Australia’s ruling Labor Party is leading the opposition coalition in voter support, buoyed by a surge of women coming out in favor of Prime Minister Julia Gillard, the Sydney Morning Herald reported, citing a Herald/Nielsen poll. Labor leads the Coalition 54 percent to 46 percent on a two-party preferred basis, according to a survey of 1,400 voters taken from July 20 to 22. Some 56 percent of voters approve of Gillard’s performance, compared with 43 percent who are happy with opposition leader Tony Abbott.
Australian Prime Minister Kevin Rudd, who ousted Julia Gillard to reclaim the top post last month, proposed changing the rules of his governing Labor party to prevent another mid-term party leadership coup.
Most Australian Labor lawmakers have swung their support behind deputy leader Julia Gillard ahead of her challenge to party leader and Prime Minister Kevin Rudd later today, the Sydney Morning Herald reported, without saying where it got the information. Key factions of the party persuaded a reluctant Gillard to stand, the newspaper reported.
Kevin Rudd vowed to save Labor from a “catastrophic” Australian election defeat when he took over as leader in June.

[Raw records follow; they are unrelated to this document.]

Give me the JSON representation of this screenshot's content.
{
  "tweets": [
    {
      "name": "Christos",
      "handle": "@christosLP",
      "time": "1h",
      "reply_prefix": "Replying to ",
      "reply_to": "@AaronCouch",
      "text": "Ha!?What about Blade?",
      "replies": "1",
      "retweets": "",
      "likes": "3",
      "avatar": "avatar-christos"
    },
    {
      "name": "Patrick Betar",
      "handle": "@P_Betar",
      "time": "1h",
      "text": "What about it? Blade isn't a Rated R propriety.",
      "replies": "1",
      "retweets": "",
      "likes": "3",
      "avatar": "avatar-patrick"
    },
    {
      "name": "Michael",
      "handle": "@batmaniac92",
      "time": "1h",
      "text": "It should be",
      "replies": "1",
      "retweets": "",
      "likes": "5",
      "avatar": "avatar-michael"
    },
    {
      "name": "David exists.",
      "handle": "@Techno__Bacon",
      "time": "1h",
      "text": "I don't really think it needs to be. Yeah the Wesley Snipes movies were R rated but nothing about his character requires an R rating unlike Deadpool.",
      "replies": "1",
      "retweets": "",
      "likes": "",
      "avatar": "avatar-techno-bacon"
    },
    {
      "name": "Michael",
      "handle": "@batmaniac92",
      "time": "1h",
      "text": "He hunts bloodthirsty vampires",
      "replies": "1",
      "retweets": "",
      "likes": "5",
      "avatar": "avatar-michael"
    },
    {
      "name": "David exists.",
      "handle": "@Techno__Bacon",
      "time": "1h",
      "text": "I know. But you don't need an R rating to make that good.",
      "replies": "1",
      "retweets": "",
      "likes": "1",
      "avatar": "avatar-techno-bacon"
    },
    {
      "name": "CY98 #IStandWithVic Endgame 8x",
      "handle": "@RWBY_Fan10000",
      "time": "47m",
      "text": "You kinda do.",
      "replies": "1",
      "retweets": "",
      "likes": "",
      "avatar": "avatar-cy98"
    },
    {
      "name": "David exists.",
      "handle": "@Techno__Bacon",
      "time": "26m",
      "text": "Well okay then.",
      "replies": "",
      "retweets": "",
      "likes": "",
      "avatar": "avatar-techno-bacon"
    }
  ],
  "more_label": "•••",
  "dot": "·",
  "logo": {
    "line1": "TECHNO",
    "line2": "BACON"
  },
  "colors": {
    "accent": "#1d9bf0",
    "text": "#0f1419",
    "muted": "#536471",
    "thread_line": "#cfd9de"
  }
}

While polls show he’s narrowed the gap, the party still faces eviction after six years in power.